Despite the issues with cleanliness and repairs picked up by the inspectors, they also stressed that NHS Greater Glasgow and Clyde is "performing within control limits" in relation to the most common healthcare-associated infections, Clostridium difficile (C diff) and Staphylococcus aureus.

They added that they found evidence of "good staff compliance with standard infection control precautions, including hand hygiene" and "good staff knowledge about how to manage a blood spill and also transmission-based precautions".

Dr Lewis Morrison, Chair of BMA Scotland, said the report should provide lessons "for our whole NHS". 

He said: “A shortage of staff – including infection control doctors – is a theme running through the report and reflects our long held concerns about staffing levels across the NHS.

"There are also apparent and long standing issues with maintenance of the estate. The report finds the fabric of the building is in a very poor state of repair and therefore cannot be effectively cleaned.

"This cannot be acceptable in a modern NHS. It shows the reality of the very substantial outstanding backlog of capital repairs across the whole NHS estate. Equally, it is not something that you can imagine happening in an effectively resourced, adequately funded system.”

Alastair Delaney, director of Quality Assurance at Healthcare Improvement Scotland, said: “Inspectors found areas of good practice in relation to infection control.

"However, there were also areas of concern, such as developing a strategy to ensure the hospital environment and patient equipment in the emergency department is clean and ready for use, and that any estates and facilities issues around repairs and maintenance are carried out to ensure infection prevention and control can be maintained.”

Jane Grant, chief executive of NHS Greater Glasgow and Clyde, said: “The report contains a number of positive findings, including good staff awareness of infection control and high levels of hand hygiene compliance.

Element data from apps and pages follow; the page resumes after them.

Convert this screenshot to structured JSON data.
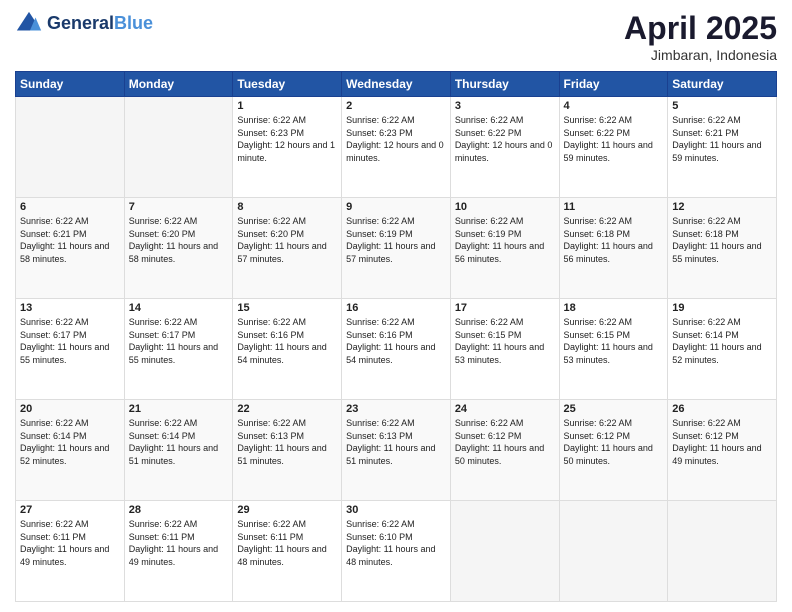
{
  "header": {
    "logo_line1": "General",
    "logo_line2": "Blue",
    "month_title": "April 2025",
    "subtitle": "Jimbaran, Indonesia"
  },
  "days_of_week": [
    "Sunday",
    "Monday",
    "Tuesday",
    "Wednesday",
    "Thursday",
    "Friday",
    "Saturday"
  ],
  "weeks": [
    [
      {
        "day": "",
        "info": ""
      },
      {
        "day": "",
        "info": ""
      },
      {
        "day": "1",
        "info": "Sunrise: 6:22 AM\nSunset: 6:23 PM\nDaylight: 12 hours and 1 minute."
      },
      {
        "day": "2",
        "info": "Sunrise: 6:22 AM\nSunset: 6:23 PM\nDaylight: 12 hours and 0 minutes."
      },
      {
        "day": "3",
        "info": "Sunrise: 6:22 AM\nSunset: 6:22 PM\nDaylight: 12 hours and 0 minutes."
      },
      {
        "day": "4",
        "info": "Sunrise: 6:22 AM\nSunset: 6:22 PM\nDaylight: 11 hours and 59 minutes."
      },
      {
        "day": "5",
        "info": "Sunrise: 6:22 AM\nSunset: 6:21 PM\nDaylight: 11 hours and 59 minutes."
      }
    ],
    [
      {
        "day": "6",
        "info": "Sunrise: 6:22 AM\nSunset: 6:21 PM\nDaylight: 11 hours and 58 minutes."
      },
      {
        "day": "7",
        "info": "Sunrise: 6:22 AM\nSunset: 6:20 PM\nDaylight: 11 hours and 58 minutes."
      },
      {
        "day": "8",
        "info": "Sunrise: 6:22 AM\nSunset: 6:20 PM\nDaylight: 11 hours and 57 minutes."
      },
      {
        "day": "9",
        "info": "Sunrise: 6:22 AM\nSunset: 6:19 PM\nDaylight: 11 hours and 57 minutes."
      },
      {
        "day": "10",
        "info": "Sunrise: 6:22 AM\nSunset: 6:19 PM\nDaylight: 11 hours and 56 minutes."
      },
      {
        "day": "11",
        "info": "Sunrise: 6:22 AM\nSunset: 6:18 PM\nDaylight: 11 hours and 56 minutes."
      },
      {
        "day": "12",
        "info": "Sunrise: 6:22 AM\nSunset: 6:18 PM\nDaylight: 11 hours and 55 minutes."
      }
    ],
    [
      {
        "day": "13",
        "info": "Sunrise: 6:22 AM\nSunset: 6:17 PM\nDaylight: 11 hours and 55 minutes."
      },
      {
        "day": "14",
        "info": "Sunrise: 6:22 AM\nSunset: 6:17 PM\nDaylight: 11 hours and 55 minutes."
      },
      {
        "day": "15",
        "info": "Sunrise: 6:22 AM\nSunset: 6:16 PM\nDaylight: 11 hours and 54 minutes."
      },
      {
        "day": "16",
        "info": "Sunrise: 6:22 AM\nSunset: 6:16 PM\nDaylight: 11 hours and 54 minutes."
      },
      {
        "day": "17",
        "info": "Sunrise: 6:22 AM\nSunset: 6:15 PM\nDaylight: 11 hours and 53 minutes."
      },
      {
        "day": "18",
        "info": "Sunrise: 6:22 AM\nSunset: 6:15 PM\nDaylight: 11 hours and 53 minutes."
      },
      {
        "day": "19",
        "info": "Sunrise: 6:22 AM\nSunset: 6:14 PM\nDaylight: 11 hours and 52 minutes."
      }
    ],
    [
      {
        "day": "20",
        "info": "Sunrise: 6:22 AM\nSunset: 6:14 PM\nDaylight: 11 hours and 52 minutes."
      },
      {
        "day": "21",
        "info": "Sunrise: 6:22 AM\nSunset: 6:14 PM\nDaylight: 11 hours and 51 minutes."
      },
      {
        "day": "22",
        "info": "Sunrise: 6:22 AM\nSunset: 6:13 PM\nDaylight: 11 hours and 51 minutes."
      },
      {
        "day": "23",
        "info": "Sunrise: 6:22 AM\nSunset: 6:13 PM\nDaylight: 11 hours and 51 minutes."
      },
      {
        "day": "24",
        "info": "Sunrise: 6:22 AM\nSunset: 6:12 PM\nDaylight: 11 hours and 50 minutes."
      },
      {
        "day": "25",
        "info": "Sunrise: 6:22 AM\nSunset: 6:12 PM\nDaylight: 11 hours and 50 minutes."
      },
      {
        "day": "26",
        "info": "Sunrise: 6:22 AM\nSunset: 6:12 PM\nDaylight: 11 hours and 49 minutes."
      }
    ],
    [
      {
        "day": "27",
        "info": "Sunrise: 6:22 AM\nSunset: 6:11 PM\nDaylight: 11 hours and 49 minutes."
      },
      {
        "day": "28",
        "info": "Sunrise: 6:22 AM\nSunset: 6:11 PM\nDaylight: 11 hours and 49 minutes."
      },
      {
        "day": "29",
        "info": "Sunrise: 6:22 AM\nSunset: 6:11 PM\nDaylight: 11 hours and 48 minutes."
      },
      {
        "day": "30",
        "info": "Sunrise: 6:22 AM\nSunset: 6:10 PM\nDaylight: 11 hours and 48 minutes."
      },
      {
        "day": "",
        "info": ""
      },
      {
        "day": "",
        "info": ""
      },
      {
        "day": "",
        "info": ""
      }
    ]
  ]
}
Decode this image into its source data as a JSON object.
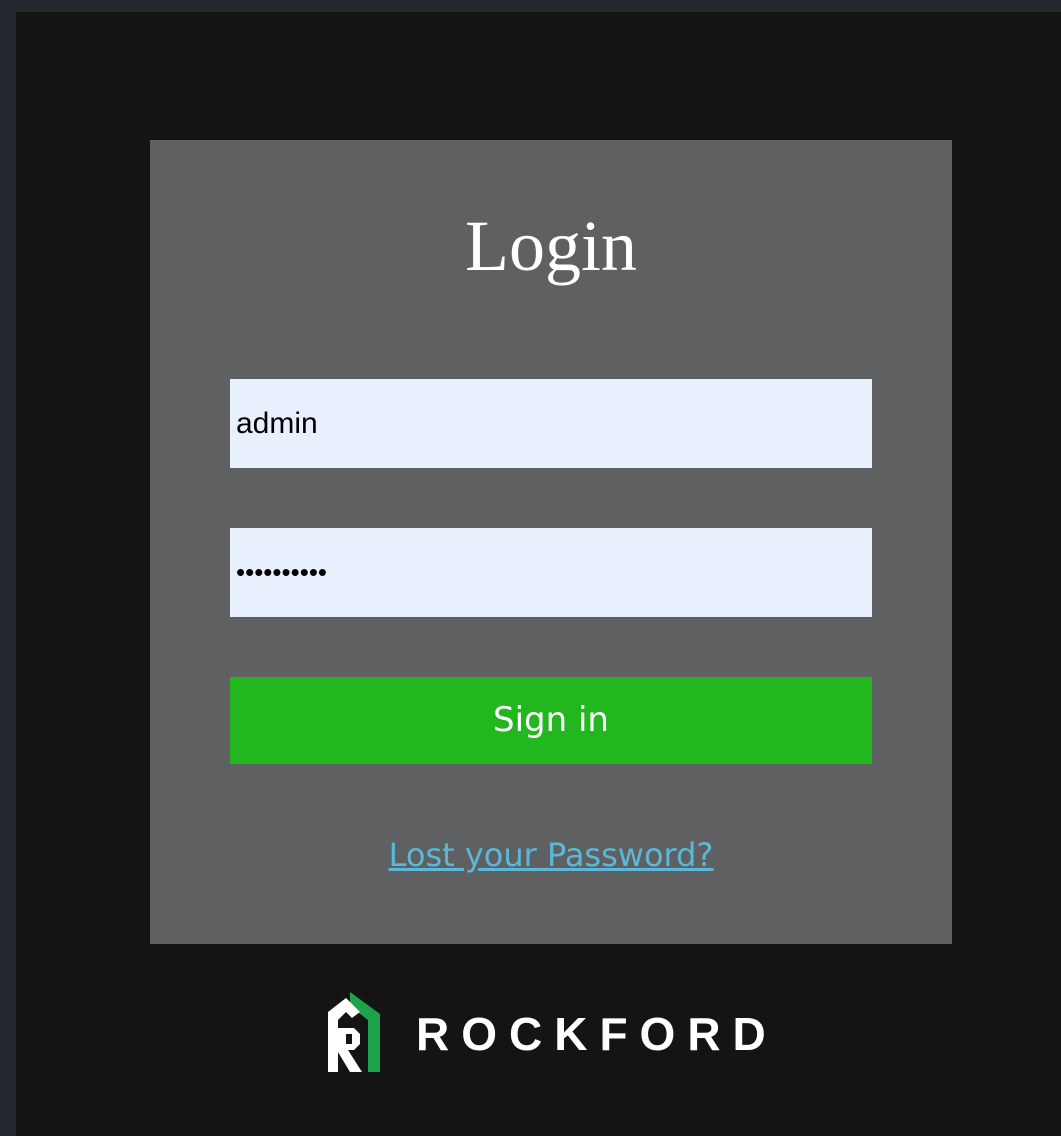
{
  "login": {
    "title": "Login",
    "username_value": "admin",
    "password_value": "••••••••••",
    "signin_label": "Sign in",
    "lost_password_label": "Lost your Password?"
  },
  "brand": {
    "name": "ROCKFORD",
    "logo_icon": "rockford-logo-icon"
  },
  "colors": {
    "page_frame": "#23272e",
    "background": "#141414",
    "card": "#5f6061",
    "input_background": "#e8effd",
    "signin_button": "#22b71f",
    "link": "#5ab8d8",
    "logo_green": "#1fa34a"
  }
}
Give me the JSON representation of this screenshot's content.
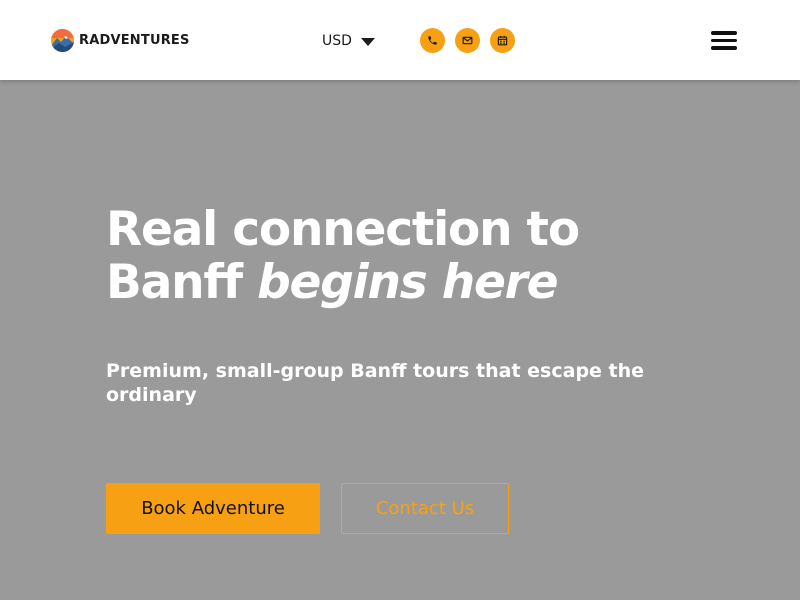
{
  "header": {
    "brand": "RADVENTURES",
    "currency": "USD",
    "contact_icons": [
      "phone-icon",
      "email-icon",
      "calendar-icon"
    ],
    "menu_icon": "hamburger-menu-icon"
  },
  "hero": {
    "headline_line1": "Real connection to",
    "headline_line2_plain": "Banff",
    "headline_line2_italic": "begins here",
    "subheadline": "Premium, small-group Banff tours that escape the ordinary",
    "primary_button": "Book Adventure",
    "secondary_button": "Contact Us"
  },
  "colors": {
    "accent": "#f7a014",
    "hero_background": "#9a9a9a",
    "header_background": "#ffffff",
    "text_dark": "#111111",
    "text_light": "#ffffff"
  }
}
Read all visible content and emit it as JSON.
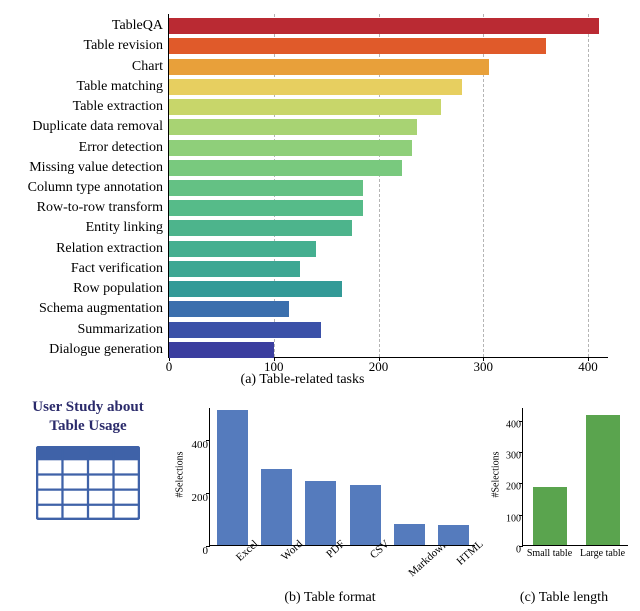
{
  "study": {
    "title_line1": "User Study about",
    "title_line2": "Table Usage"
  },
  "chart_data": [
    {
      "id": "a",
      "type": "bar",
      "orientation": "horizontal",
      "title": "(a) Table-related tasks",
      "xlabel": "",
      "ylabel": "",
      "xlim": [
        0,
        420
      ],
      "xticks": [
        0,
        100,
        200,
        300,
        400
      ],
      "categories": [
        "TableQA",
        "Table revision",
        "Chart",
        "Table matching",
        "Table extraction",
        "Duplicate data removal",
        "Error detection",
        "Missing value detection",
        "Column type annotation",
        "Row-to-row transform",
        "Entity linking",
        "Relation extraction",
        "Fact verification",
        "Row population",
        "Schema augmentation",
        "Summarization",
        "Dialogue generation"
      ],
      "values": [
        410,
        360,
        305,
        280,
        260,
        237,
        232,
        222,
        185,
        185,
        175,
        140,
        125,
        165,
        115,
        145,
        100
      ],
      "colors": [
        "#ba2a33",
        "#e05a2a",
        "#e8a03a",
        "#e7cf60",
        "#c8d66a",
        "#a8d373",
        "#8fcf7a",
        "#79c97e",
        "#64c184",
        "#56bb89",
        "#4db48c",
        "#45af90",
        "#3ea793",
        "#339a97",
        "#3b6fad",
        "#3b51a8",
        "#3b3e9f"
      ]
    },
    {
      "id": "b",
      "type": "bar",
      "orientation": "vertical",
      "title": "(b) Table format",
      "xlabel": "",
      "ylabel": "#Selections",
      "ylim": [
        0,
        520
      ],
      "yticks": [
        0,
        200,
        400
      ],
      "categories": [
        "Excel",
        "Word",
        "PDF",
        "CSV",
        "Markdown",
        "HTML"
      ],
      "values": [
        510,
        285,
        240,
        225,
        80,
        75
      ],
      "color": "#557bbd"
    },
    {
      "id": "c",
      "type": "bar",
      "orientation": "vertical",
      "title": "(c) Table length",
      "xlabel": "",
      "ylabel": "#Selections",
      "ylim": [
        0,
        440
      ],
      "yticks": [
        0,
        100,
        200,
        300,
        400
      ],
      "categories": [
        "Small table",
        "Large table"
      ],
      "values": [
        185,
        415
      ],
      "color": "#5aa44e"
    }
  ]
}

"The inspectors have also confirmed that infection rates are within acceptable levels.

“The report has, however, highlighted a number of areas that we need to address.

"Work is already underway to action the requirements and recommendation that Healthcare Improvement Scotland have identified.

“Patients should be assured that the prevention and control of infection has always been, and remains, a top priority for NHSGGC.

“Infection rates in the Queen Elizabeth University Hospital and the Royal Hospital for Children are low – lower than the average rate of infection in Scotland’s hospitals."

The report comes as prosecutors investigate the deaths of a 73-year-old woman and a 10-year-boy, who was being treated for cancer at the QEUH. Both had been infected by Cryptococcus, a fungus linked to pigeon droppings which is thought to have been spread through the hospital's air vents.